++++ Supplied material
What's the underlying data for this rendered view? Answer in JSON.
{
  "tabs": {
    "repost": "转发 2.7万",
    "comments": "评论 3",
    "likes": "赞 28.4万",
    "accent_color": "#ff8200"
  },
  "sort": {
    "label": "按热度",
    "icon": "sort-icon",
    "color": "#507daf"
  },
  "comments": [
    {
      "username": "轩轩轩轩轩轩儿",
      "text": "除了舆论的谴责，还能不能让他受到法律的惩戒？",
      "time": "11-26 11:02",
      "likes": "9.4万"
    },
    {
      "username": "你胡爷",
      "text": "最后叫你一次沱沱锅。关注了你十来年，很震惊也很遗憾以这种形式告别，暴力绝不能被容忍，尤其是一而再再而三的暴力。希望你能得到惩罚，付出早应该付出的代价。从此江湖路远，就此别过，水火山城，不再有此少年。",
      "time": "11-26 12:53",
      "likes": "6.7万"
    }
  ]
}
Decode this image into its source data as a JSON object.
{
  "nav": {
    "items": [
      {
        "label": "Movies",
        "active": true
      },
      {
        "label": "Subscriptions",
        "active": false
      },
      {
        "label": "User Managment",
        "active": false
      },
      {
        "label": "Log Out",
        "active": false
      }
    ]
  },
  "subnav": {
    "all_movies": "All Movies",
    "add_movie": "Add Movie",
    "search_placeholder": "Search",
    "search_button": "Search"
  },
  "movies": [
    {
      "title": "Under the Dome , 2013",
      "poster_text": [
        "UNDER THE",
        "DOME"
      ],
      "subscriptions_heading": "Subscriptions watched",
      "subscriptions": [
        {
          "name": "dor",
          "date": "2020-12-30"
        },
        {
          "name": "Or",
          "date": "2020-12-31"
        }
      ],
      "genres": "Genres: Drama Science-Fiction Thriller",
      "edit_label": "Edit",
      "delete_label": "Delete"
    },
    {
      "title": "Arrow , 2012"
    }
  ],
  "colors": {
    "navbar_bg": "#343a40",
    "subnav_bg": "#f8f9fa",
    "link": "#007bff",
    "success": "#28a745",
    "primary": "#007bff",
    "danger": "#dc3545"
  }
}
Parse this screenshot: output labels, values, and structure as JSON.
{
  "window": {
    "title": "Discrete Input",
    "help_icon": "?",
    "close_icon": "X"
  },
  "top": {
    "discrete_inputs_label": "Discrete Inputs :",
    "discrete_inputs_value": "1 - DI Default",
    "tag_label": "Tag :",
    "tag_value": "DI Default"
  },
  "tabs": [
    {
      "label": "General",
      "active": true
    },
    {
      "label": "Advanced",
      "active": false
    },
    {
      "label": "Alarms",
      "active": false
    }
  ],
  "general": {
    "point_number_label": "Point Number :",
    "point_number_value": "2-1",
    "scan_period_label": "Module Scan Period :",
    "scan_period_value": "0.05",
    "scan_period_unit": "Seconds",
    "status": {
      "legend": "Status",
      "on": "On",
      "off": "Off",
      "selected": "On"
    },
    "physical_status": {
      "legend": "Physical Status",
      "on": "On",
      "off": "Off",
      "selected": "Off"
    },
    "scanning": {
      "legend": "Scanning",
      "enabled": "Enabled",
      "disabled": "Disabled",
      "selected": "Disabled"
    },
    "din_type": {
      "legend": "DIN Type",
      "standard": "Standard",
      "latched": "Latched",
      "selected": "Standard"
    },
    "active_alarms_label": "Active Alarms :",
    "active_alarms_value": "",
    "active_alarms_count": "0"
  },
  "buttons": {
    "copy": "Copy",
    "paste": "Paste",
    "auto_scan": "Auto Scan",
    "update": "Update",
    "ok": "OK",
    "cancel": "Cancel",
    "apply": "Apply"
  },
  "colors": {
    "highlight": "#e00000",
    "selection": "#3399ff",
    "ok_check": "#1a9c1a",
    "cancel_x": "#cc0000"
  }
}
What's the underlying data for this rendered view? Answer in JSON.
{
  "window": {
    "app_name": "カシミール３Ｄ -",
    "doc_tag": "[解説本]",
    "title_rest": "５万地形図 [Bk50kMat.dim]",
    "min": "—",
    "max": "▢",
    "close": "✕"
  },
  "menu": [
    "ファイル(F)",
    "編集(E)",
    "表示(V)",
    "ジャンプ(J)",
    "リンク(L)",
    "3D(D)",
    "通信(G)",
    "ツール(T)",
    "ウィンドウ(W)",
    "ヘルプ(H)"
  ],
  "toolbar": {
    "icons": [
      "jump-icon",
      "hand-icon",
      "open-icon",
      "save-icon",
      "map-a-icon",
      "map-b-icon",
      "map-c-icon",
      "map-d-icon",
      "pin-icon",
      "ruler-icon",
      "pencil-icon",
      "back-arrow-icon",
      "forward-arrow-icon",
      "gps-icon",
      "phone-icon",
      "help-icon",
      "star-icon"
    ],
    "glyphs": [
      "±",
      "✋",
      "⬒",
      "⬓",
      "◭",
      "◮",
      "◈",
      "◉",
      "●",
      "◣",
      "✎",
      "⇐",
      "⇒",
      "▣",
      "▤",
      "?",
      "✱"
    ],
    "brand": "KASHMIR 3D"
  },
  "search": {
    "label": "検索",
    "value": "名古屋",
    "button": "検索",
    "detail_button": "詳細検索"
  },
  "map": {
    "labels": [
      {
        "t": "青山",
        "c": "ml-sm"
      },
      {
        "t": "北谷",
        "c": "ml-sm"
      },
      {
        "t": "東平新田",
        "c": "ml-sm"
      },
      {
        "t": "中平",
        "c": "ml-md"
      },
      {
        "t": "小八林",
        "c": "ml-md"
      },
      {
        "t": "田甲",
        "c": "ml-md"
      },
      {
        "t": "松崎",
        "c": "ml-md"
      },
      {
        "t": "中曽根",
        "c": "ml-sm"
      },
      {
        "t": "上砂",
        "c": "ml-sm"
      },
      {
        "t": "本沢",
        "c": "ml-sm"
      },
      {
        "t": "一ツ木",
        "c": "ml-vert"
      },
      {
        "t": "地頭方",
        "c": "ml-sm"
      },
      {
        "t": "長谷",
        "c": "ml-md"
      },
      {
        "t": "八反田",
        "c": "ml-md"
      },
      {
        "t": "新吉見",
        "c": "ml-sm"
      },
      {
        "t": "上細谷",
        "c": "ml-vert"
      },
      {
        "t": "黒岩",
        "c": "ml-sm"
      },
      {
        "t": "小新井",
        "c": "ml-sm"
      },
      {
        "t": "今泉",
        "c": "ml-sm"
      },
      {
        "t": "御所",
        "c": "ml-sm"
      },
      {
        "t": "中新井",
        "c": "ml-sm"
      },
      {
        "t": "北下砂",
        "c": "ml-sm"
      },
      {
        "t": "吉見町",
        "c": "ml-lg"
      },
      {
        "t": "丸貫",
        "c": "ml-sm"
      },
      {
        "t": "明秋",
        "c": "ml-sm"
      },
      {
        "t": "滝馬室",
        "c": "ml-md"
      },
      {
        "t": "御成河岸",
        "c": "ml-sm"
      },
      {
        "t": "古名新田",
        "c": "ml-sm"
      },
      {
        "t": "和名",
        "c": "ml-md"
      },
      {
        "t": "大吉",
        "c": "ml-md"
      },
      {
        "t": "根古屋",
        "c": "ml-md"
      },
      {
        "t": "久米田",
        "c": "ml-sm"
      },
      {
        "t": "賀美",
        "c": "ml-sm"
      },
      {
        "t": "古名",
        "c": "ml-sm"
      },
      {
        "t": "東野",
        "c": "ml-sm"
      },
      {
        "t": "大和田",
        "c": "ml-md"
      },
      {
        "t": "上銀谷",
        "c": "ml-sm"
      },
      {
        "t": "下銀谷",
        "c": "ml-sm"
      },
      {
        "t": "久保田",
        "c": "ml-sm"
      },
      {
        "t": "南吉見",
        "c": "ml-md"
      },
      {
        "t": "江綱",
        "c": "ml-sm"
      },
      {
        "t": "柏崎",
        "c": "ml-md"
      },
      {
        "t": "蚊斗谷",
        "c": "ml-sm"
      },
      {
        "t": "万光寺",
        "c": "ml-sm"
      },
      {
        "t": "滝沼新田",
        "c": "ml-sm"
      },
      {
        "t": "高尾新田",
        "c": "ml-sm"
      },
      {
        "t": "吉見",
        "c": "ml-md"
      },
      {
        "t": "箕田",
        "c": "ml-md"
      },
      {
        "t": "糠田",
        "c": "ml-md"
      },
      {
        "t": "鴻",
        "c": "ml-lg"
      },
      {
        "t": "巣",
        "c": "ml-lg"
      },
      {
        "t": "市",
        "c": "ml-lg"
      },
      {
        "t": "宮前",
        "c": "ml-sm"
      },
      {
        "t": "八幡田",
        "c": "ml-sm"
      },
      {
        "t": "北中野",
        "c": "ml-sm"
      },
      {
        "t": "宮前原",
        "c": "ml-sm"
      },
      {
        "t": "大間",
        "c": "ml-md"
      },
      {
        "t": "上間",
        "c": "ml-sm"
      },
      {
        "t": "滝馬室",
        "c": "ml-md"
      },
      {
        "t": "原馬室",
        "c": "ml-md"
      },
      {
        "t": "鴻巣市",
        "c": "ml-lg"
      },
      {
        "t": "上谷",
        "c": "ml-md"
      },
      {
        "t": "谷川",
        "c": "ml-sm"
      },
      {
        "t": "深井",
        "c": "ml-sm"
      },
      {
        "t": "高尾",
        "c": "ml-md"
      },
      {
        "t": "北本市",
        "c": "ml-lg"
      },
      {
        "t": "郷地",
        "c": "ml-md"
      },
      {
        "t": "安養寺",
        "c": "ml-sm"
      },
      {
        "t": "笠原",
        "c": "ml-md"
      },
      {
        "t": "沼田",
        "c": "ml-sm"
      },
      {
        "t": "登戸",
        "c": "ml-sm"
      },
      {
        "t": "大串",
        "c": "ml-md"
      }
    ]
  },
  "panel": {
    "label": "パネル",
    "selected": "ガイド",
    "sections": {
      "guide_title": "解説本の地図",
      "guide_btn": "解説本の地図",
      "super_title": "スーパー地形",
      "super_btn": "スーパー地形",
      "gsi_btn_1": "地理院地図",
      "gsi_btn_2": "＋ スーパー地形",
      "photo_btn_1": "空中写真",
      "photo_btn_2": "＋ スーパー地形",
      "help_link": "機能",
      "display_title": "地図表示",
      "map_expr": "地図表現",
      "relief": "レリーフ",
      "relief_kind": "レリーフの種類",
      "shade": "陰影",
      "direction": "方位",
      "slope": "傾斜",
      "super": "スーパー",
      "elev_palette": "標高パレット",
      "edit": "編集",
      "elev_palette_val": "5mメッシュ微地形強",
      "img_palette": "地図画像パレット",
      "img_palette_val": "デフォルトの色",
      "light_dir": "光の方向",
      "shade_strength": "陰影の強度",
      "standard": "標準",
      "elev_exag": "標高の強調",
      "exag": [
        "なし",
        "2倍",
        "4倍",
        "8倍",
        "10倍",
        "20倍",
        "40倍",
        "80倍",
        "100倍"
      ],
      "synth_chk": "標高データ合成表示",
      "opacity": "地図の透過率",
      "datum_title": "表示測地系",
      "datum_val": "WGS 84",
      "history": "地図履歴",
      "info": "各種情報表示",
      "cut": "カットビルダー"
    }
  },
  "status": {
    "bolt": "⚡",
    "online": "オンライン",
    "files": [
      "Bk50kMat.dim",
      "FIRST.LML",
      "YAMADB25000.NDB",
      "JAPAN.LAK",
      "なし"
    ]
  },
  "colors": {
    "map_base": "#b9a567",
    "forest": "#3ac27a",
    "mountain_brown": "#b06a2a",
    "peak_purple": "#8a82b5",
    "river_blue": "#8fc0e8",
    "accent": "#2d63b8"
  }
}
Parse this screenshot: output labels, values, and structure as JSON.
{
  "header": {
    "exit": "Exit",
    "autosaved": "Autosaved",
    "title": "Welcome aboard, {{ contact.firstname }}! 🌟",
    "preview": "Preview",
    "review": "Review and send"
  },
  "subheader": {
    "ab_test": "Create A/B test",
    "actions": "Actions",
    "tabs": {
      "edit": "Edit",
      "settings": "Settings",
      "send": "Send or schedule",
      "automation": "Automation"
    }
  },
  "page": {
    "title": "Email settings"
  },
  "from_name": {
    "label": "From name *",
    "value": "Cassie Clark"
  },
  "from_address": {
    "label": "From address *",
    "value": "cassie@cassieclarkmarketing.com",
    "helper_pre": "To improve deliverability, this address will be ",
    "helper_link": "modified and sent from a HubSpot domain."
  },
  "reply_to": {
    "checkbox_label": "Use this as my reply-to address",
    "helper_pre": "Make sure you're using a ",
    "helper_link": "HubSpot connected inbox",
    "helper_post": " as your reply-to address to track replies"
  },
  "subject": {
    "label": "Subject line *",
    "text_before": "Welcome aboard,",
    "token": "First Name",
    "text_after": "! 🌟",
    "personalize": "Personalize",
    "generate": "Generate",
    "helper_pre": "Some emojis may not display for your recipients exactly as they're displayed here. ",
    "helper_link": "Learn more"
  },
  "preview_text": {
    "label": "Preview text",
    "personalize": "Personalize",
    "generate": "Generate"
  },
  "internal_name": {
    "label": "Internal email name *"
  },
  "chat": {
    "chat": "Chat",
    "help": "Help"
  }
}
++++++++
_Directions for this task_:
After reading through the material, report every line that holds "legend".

_Task solution_:
      "legend": "Status",
      "legend": "Physical Status",
      "legend": "Scanning",
      "legend": "DIN Type",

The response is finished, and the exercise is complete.